Children have become increasingly disconnected with nature. According to the Children in Nature Network, most children can easily identify hundreds of corporate logos but cannot identify more than a handful of the plants and animals in their own backyard.
The Vermont Fish & Wildlife Department is giving a new type of workshop that aims to combat this trend and reconnect Vermont’s young children with nature. The program, entitled Growing Up WILD: Exploring Nature with Young Children, teaches early childhood educators how to incorporate nature and wildlife into their daily lesson plans. This project is modeled on three similar programs offered by the Fish & Wildlife Department, Project WILD, Flying WILD, and Aquatic WILD.
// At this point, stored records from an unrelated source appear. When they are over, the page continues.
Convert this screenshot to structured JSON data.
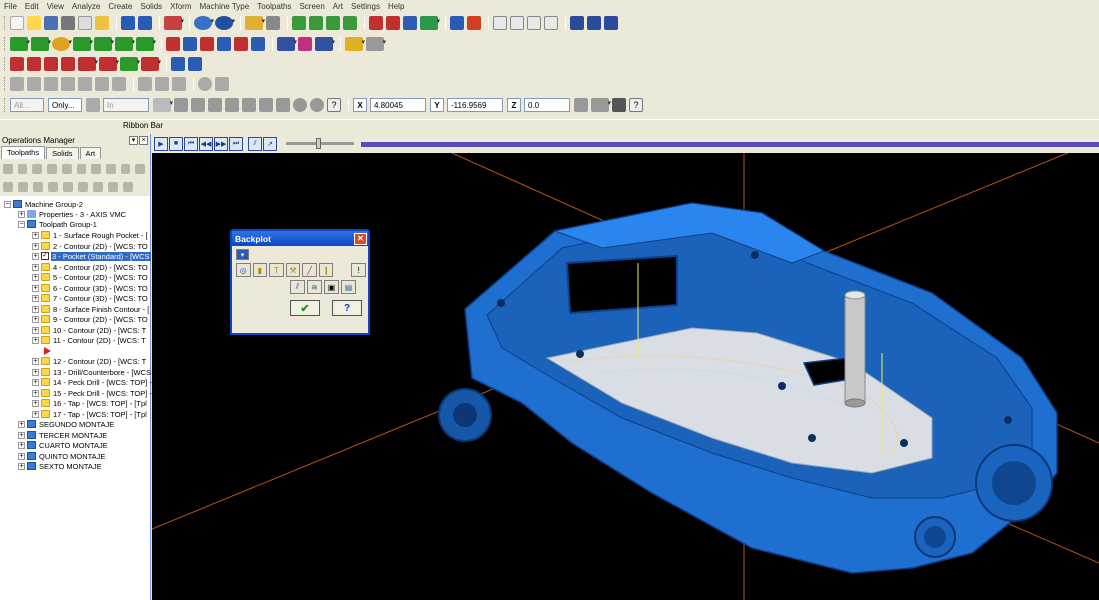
{
  "menu": [
    "File",
    "Edit",
    "View",
    "Analyze",
    "Create",
    "Solids",
    "Xform",
    "Machine Type",
    "Toolpaths",
    "Screen",
    "Art",
    "Settings",
    "Help"
  ],
  "toolbar_row4": {
    "all_btn": "All...",
    "only_btn": "Only...",
    "level_select": "In",
    "x_label": "X",
    "x_value": "4.80045",
    "y_label": "Y",
    "y_value": "-116.9569",
    "z_label": "Z",
    "z_value": "0.0"
  },
  "ribbon": {
    "label": "Ribbon Bar"
  },
  "ops": {
    "title": "Operations Manager",
    "tabs": [
      "Toolpaths",
      "Solids",
      "Art"
    ],
    "tree": [
      "Machine Group-2",
      "Properties - 3 - AXIS VMC",
      "Toolpath Group-1",
      "1 - Surface Rough Pocket - [",
      "2 - Contour (2D) - [WCS: TO",
      "3 - Pocket (Standard) - [WCS",
      "4 - Contour (2D) - [WCS: TO",
      "5 - Contour (2D) - [WCS: TO",
      "6 - Contour (3D) - [WCS: TO",
      "7 - Contour (3D) - [WCS: TO",
      "8 - Surface Finish Contour - [",
      "9 - Contour (2D) - [WCS: TO",
      "10 - Contour (2D) - [WCS: T",
      "11 - Contour (2D) - [WCS: T",
      "12 - Contour (2D) - [WCS: T",
      "13 - Drill/Counterbore - [WCS",
      "14 - Peck Drill - [WCS: TOP] -",
      "15 - Peck Drill - [WCS: TOP] -",
      "16 - Tap - [WCS: TOP] - [Tpl",
      "17 - Tap - [WCS: TOP] - [Tpl",
      "SEGUNDO MONTAJE",
      "TERCER MONTAJE",
      "CUARTO MONTAJE",
      "QUINTO MONTAJE",
      "SEXTO MONTAJE"
    ]
  },
  "dialog": {
    "title": "Backplot",
    "close": "✕",
    "ok": "✔",
    "help": "?"
  },
  "colors": {
    "part": "#1e6fd0",
    "pocket_floor": "#d9dde4",
    "tool": "#cfcfcf",
    "axis_orange": "#b5541a",
    "background": "#000000",
    "selection": "#316ac5"
  }
}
“We’re building on the success of our other WILD training workshops” said Ali Thomas, education coordinator for the Fish & Wildlife Department. “Those projects were designed for teachers and environmental educators teaching K-12 students, while the new Growing Up WILD program is geared towards curriculum for younger children.”
Growing Up WILD was developed with the vision of expanding the culture of early childhood education to embrace learning in the outdoors. According to the program’s website, Growing Up WILD “builds on children’s sense of wonder about nature and invites them to explore wildlife and the world around them.”
“The program’s activities are fun and easy,” added Thomas. “They creatively address concepts in science, physical education, and literature though activities such as outdoor explorations and art projects. Whether you’re a school teacher or an educator at a nature center, this guide is an effective teaching resource in any setting.”
Growing Up WILD was developed by a national nonprofit organization, the Council for Environmental Education (CEE). Funds to create the program came from a grant awarded to CEE by the Environmental Protection Agency with the goal of strengthening a national effort to connect young children to nature, particularly with diverse audiences. For more information, visit
Logo courtesy Vermont Fish & Wildlife Department